*What is required*
Each line that contains the word "background" is to be copied from the records below.

(Data extracted from a collection)
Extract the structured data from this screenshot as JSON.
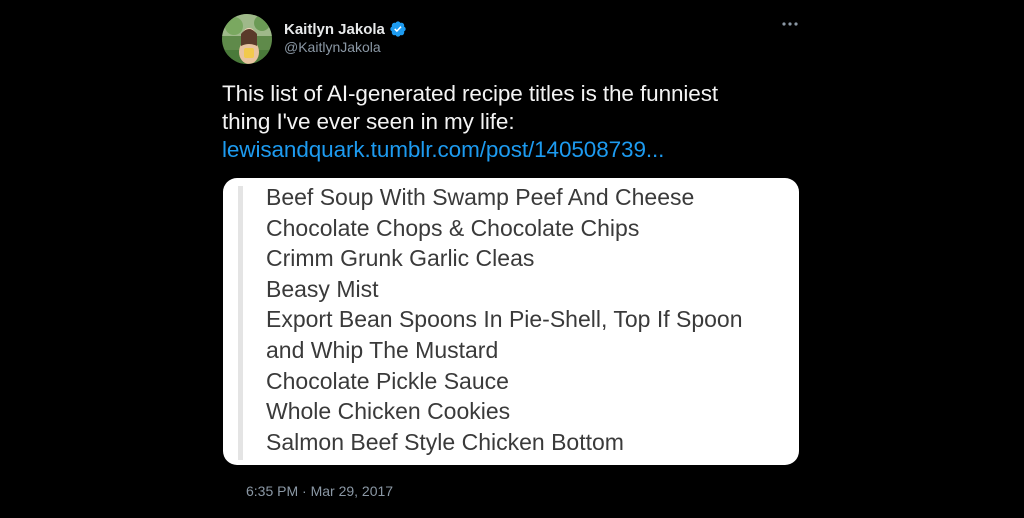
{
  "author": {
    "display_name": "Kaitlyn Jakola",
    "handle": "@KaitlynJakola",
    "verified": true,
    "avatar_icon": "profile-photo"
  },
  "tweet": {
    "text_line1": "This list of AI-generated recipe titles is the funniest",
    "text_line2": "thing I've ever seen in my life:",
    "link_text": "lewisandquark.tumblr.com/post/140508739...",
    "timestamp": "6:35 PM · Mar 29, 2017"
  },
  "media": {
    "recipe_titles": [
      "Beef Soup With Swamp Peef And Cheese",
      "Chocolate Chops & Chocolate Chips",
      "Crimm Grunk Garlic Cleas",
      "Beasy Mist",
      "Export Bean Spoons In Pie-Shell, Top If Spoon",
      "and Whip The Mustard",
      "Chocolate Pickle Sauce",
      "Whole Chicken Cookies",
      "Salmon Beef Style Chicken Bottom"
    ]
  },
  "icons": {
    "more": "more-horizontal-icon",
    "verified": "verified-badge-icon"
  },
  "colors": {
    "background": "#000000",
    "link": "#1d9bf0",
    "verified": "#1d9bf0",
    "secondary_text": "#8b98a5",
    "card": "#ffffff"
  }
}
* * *
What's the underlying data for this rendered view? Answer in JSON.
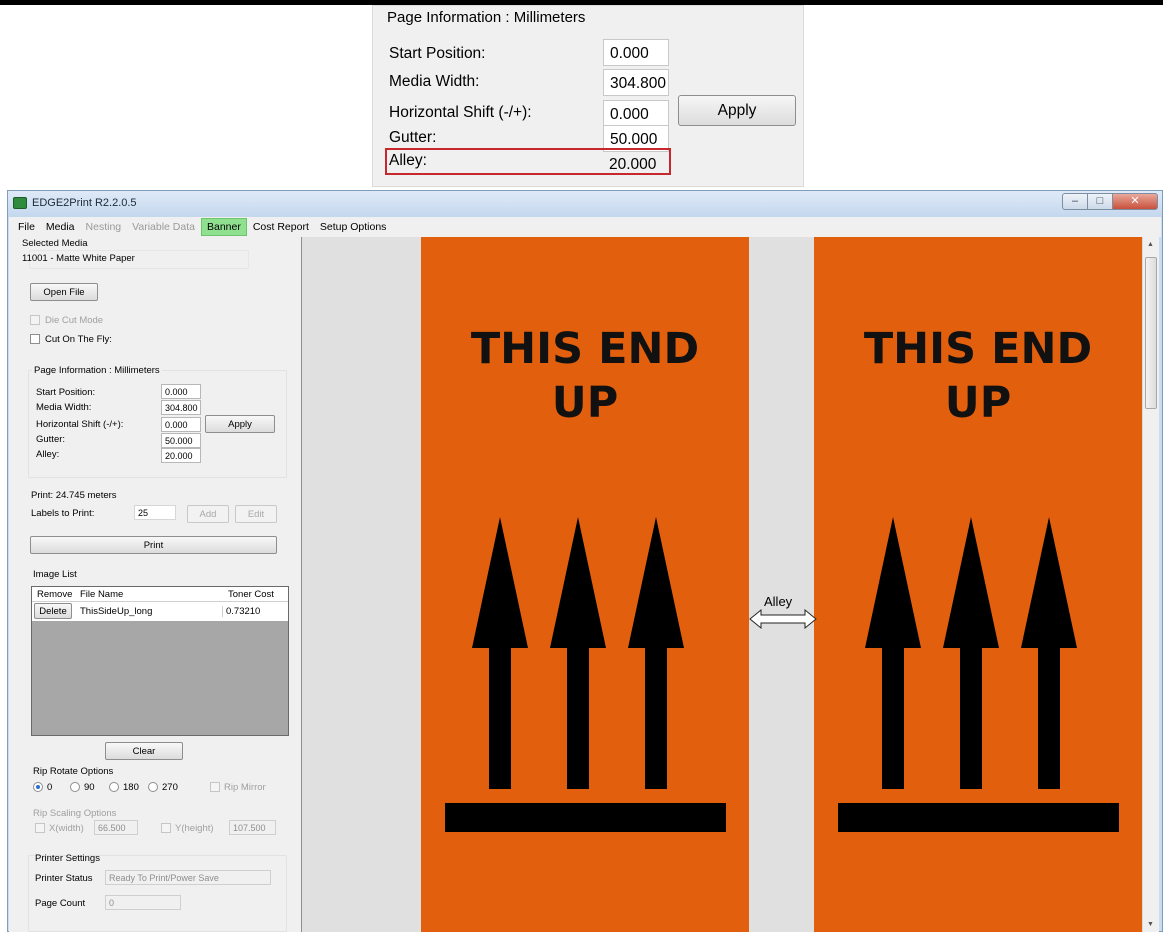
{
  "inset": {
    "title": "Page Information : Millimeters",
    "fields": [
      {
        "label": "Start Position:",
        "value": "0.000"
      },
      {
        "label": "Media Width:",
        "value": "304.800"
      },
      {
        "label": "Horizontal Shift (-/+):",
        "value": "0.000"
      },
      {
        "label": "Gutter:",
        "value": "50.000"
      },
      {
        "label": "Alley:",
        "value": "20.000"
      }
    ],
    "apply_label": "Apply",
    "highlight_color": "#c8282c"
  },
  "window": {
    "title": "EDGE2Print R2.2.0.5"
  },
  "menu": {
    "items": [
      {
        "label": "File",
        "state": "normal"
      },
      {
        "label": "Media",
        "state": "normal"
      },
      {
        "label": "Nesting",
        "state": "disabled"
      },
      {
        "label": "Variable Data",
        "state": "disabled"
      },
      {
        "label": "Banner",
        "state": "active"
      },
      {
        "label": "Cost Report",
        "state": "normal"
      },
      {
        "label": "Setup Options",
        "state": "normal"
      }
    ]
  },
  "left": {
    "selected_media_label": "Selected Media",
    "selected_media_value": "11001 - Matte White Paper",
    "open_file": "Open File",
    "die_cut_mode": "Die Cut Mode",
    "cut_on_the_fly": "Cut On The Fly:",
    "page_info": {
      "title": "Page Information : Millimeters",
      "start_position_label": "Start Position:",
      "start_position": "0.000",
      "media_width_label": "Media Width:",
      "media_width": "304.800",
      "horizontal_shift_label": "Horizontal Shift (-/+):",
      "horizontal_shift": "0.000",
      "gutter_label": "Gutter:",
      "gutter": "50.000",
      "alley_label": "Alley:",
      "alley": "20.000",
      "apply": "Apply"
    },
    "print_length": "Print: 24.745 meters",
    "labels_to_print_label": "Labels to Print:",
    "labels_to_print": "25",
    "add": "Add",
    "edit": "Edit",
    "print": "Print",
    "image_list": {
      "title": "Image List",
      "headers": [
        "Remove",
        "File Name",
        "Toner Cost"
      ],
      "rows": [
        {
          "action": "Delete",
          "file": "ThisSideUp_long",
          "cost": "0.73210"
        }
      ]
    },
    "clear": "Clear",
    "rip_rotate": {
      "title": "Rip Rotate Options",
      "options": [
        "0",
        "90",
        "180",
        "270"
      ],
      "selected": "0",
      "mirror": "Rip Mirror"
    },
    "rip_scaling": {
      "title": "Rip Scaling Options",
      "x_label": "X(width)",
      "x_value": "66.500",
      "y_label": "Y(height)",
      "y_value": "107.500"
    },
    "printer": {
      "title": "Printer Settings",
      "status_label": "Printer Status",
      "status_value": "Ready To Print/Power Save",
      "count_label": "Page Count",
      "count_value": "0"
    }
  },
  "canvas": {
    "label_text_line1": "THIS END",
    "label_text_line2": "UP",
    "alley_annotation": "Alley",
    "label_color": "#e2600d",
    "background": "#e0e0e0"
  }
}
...
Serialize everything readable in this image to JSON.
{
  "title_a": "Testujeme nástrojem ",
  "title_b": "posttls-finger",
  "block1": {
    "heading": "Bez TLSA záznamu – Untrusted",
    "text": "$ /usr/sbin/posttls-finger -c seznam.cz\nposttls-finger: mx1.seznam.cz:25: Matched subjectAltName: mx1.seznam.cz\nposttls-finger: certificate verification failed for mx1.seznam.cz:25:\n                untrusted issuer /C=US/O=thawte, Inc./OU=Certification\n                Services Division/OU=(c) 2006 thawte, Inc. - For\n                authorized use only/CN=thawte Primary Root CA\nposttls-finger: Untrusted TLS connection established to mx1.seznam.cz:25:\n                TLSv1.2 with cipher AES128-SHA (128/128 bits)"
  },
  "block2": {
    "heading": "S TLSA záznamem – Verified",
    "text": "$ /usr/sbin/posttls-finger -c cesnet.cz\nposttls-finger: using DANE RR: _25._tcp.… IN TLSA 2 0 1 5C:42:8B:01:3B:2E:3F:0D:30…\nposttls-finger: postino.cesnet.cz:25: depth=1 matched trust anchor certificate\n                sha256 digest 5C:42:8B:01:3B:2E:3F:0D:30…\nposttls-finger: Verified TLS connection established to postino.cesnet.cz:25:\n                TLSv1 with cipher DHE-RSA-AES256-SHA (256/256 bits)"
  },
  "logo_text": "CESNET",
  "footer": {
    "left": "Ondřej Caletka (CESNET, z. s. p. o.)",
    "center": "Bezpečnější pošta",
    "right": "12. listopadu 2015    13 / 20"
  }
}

*Answer box*
    "background": "#000000",
    "background": "#e0e0e0"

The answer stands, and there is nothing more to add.